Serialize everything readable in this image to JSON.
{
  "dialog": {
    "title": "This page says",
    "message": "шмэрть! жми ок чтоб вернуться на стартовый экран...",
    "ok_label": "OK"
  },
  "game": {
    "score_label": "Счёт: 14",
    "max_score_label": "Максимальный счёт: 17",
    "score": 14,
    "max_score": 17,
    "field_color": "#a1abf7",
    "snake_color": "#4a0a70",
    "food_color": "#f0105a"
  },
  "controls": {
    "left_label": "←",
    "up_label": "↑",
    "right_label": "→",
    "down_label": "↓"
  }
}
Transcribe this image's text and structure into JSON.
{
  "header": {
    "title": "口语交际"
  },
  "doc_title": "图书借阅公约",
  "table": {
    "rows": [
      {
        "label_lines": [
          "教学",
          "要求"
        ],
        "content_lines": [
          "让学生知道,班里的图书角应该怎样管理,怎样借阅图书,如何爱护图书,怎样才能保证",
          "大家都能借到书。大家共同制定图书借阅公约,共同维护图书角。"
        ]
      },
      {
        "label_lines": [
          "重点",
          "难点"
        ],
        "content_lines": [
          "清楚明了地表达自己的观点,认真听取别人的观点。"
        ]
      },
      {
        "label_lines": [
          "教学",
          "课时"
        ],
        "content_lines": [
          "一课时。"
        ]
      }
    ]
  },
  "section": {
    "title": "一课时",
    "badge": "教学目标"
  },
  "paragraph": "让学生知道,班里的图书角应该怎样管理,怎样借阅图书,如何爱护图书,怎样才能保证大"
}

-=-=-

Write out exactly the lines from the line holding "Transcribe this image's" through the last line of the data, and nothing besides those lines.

Reply »
Transcribe this image's text and structure into JSON.
{
  "header": {
    "title": "口语交际"
  },
  "doc_title": "图书借阅公约",
  "table": {
    "rows": [
      {
        "label_lines": [
          "教学",
          "要求"
        ],
        "content_lines": [
          "让学生知道,班里的图书角应该怎样管理,怎样借阅图书,如何爱护图书,怎样才能保证",
          "大家都能借到书。大家共同制定图书借阅公约,共同维护图书角。"
        ]
      },
      {
        "label_lines": [
          "重点",
          "难点"
        ],
        "content_lines": [
          "清楚明了地表达自己的观点,认真听取别人的观点。"
        ]
      },
      {
        "label_lines": [
          "教学",
          "课时"
        ],
        "content_lines": [
          "一课时。"
        ]
      }
    ]
  },
  "section": {
    "title": "一课时",
    "badge": "教学目标"
  },
  "paragraph": "让学生知道,班里的图书角应该怎样管理,怎样借阅图书,如何爱护图书,怎样才能保证大"
}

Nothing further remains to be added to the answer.